Peter Schuyff’s favorite terms to describe himself are “irreverent,” “obsessive, ” and “spiritual. ” By irreverence, he means his confidence in what he is doing, his casual acceptance of an abstract vocabulary. The obsessiveness is in his technique. And through this process, his work becomes imbued with a kind of spirituality an apparition seems to build up within the layers of paint, and the light emanating from the canvas is, perhaps, a hint of its presence…he began painting one patterned surface over another, and then began to add semi translucent white grids to the two layers, further confusing the relationship between the patterns. Slightly claustrophobic, these paintings have been described as padded cells, albeit ones through which light mysteriously penetrates.
My favorite painters, the Singh Twins, talk about their commissioned works for Liverpool European Capital of Culture 08. The Singh twins recontextualize a traditional style of Indian Miniature painting with pop culture references to create something lovely and new.
From February-March 2007, the artists installed ‘Antarctic Village’ in Antarctica, travelling from Buenos Aires aboard the Hercules KC130 flight on an incredible journey. Taking place during the Austral summer, the ephemeral installation coincided with the last of the scientific expeditions before the winter months, before the ice mass becomes too thick to traverse.

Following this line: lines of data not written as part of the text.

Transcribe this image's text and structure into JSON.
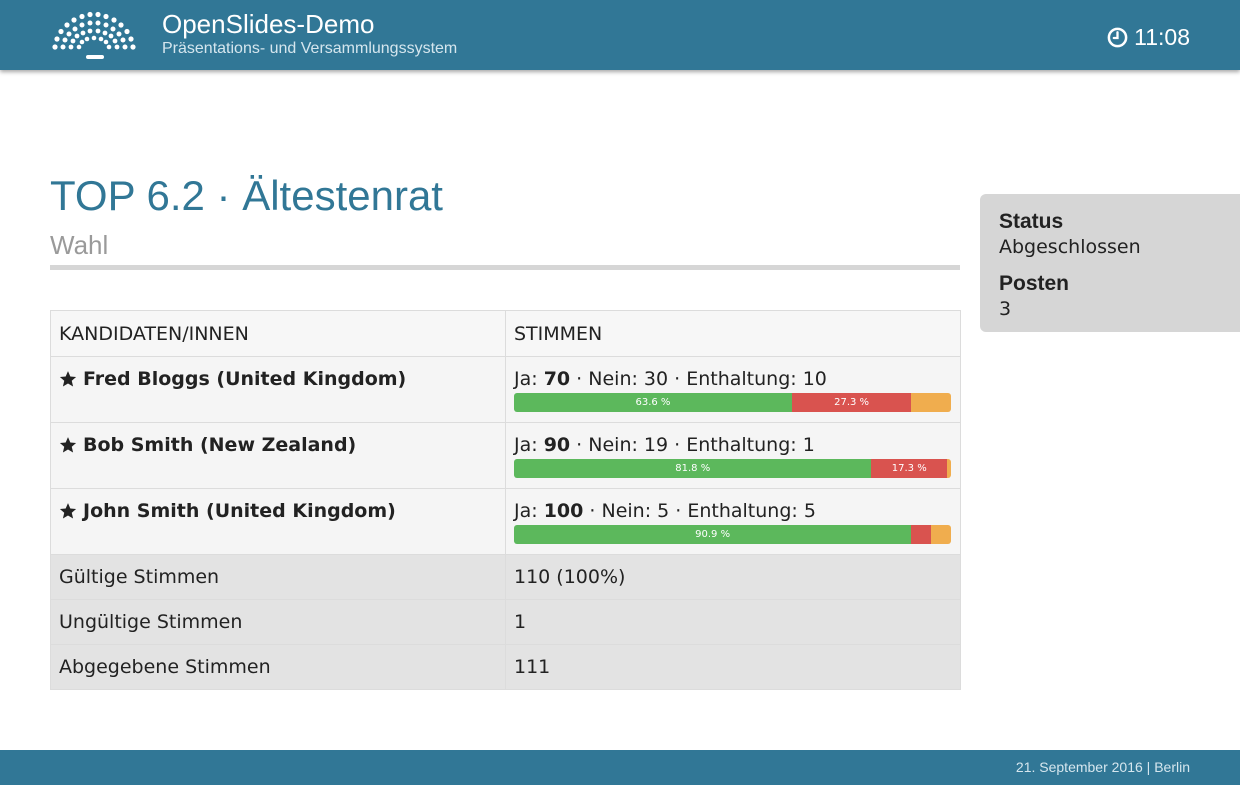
{
  "header": {
    "app_title": "OpenSlides-Demo",
    "app_subtitle": "Präsentations- und Versammlungssystem",
    "clock_time": "11:08",
    "brand_color": "#317796"
  },
  "slide": {
    "title": "TOP 6.2 · Ältestenrat",
    "subtitle": "Wahl"
  },
  "table": {
    "col_candidates": "KANDIDATEN/INNEN",
    "col_votes": "STIMMEN",
    "candidates": [
      {
        "name": "Fred Bloggs (United Kingdom)",
        "yes_label": "Ja: ",
        "yes": "70",
        "no_text": " · Nein: 30 · Enthaltung: 10",
        "yes_pct": 63.6,
        "no_pct": 27.3,
        "abs_pct": 9.1,
        "yes_pct_label": "63.6 %",
        "no_pct_label": "27.3 %",
        "abs_pct_label": ""
      },
      {
        "name": "Bob Smith (New Zealand)",
        "yes_label": "Ja: ",
        "yes": "90",
        "no_text": " · Nein: 19 · Enthaltung: 1",
        "yes_pct": 81.8,
        "no_pct": 17.3,
        "abs_pct": 0.9,
        "yes_pct_label": "81.8 %",
        "no_pct_label": "17.3 %",
        "abs_pct_label": ""
      },
      {
        "name": "John Smith (United Kingdom)",
        "yes_label": "Ja: ",
        "yes": "100",
        "no_text": " · Nein: 5 · Enthaltung: 5",
        "yes_pct": 90.9,
        "no_pct": 4.5,
        "abs_pct": 4.5,
        "yes_pct_label": "90.9 %",
        "no_pct_label": "",
        "abs_pct_label": ""
      }
    ],
    "summary": [
      {
        "label": "Gültige Stimmen",
        "value": "110 (100%)"
      },
      {
        "label": "Ungültige Stimmen",
        "value": "1"
      },
      {
        "label": "Abgegebene Stimmen",
        "value": "111"
      }
    ]
  },
  "status_box": {
    "status_label": "Status",
    "status_value": "Abgeschlossen",
    "posts_label": "Posten",
    "posts_value": "3"
  },
  "footer": {
    "text": "21. September 2016 | Berlin"
  },
  "colors": {
    "yes": "#5cb85c",
    "no": "#d9534f",
    "abstain": "#f0ad4e"
  },
  "icons": {
    "logo": "openslides-logo",
    "clock": "clock-icon",
    "elected": "star-icon"
  }
}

Aided by the logistical crew and scientists stationed at the Marambio Antarctic Base situated on the Seymour-Marambio Island, (64°14’S 56°37’W), Jorge Orta scouted the continent by helicopter, searching for different locations for the temporary encampment of their 50 dome-shaped dwellings. Antarctic Village is a symbol of the plight of those struggling to transverse borders and to gain the freedom of movement necessary to escape political and social conflict. Dotted along the ice, the tents formed a settlement reminiscent of the images of refugee camps we see so often reported about on our television screens and newspapers. Physically the installation Antarctic Village is emblematic of Ortas’ body of work, composed of what could be termed modular architecture and reflecting qualities of nomadic shelters and campsites.
The dwellings themselves are hand stitched together by a traditional tent maker with sections of flags from countries around the world, along with extensions of clothes and gloves, symbolising the multiplicity and diversity of people. Here the arm of face-less white-collar worker’s shirt hangs, there the sleeve of a children’s sweater. Together the flags and dissected clothes emblazoned with silkscreen motifs referencing the UN Declaration for Human Rights make for a physical embodiment of a ‘Global Village’.
Based out of England, Marc Kremers is a designer/net-artist who manages to incorporate the same sense of schizophrenic randomness apparent in his works to all facets of his internet persona. The website itself is a long scrolling photo-dump of projects (flash clips, audio files, etc) and more or less half-formed thoughts. Personally, I think his website is really clever, it transforms the monotonous text and image portfolio into something more resembling a museum and Marc, posited as the curator.
“La Chapelle des Calvairiennes, the field of sculpture that it will invest. A unique piece, which, as the exhibition title suggests, we will return to the job of carpenter. A full implementation of allusions, which will take an architectural form in which you will be prompted to enter and help both the framework that calls, but his work completely change the existing space. A glance over this formerly Bible Chapel resolutely shifted …”
So I’m in this VJ group called Collabo (Nice Combo, because the combos are oh-so-nice) and we’re going to be doing visuals for the whole night at the RERAX event tomorrow. Come check it out. An asinine flyer, for your reference below.
Pae White often uses graphics and decals in her works and she has produced a series of graphic treatments, unique to each vehicle, entitled ‘Rover Momentum’, using an interpretation of the dusks and dawns of the countries represented at the Fair. Her designs create a striking and dynamic ‘vehicle’ for the Fair as the vehicles move across London during the days of the exhibition.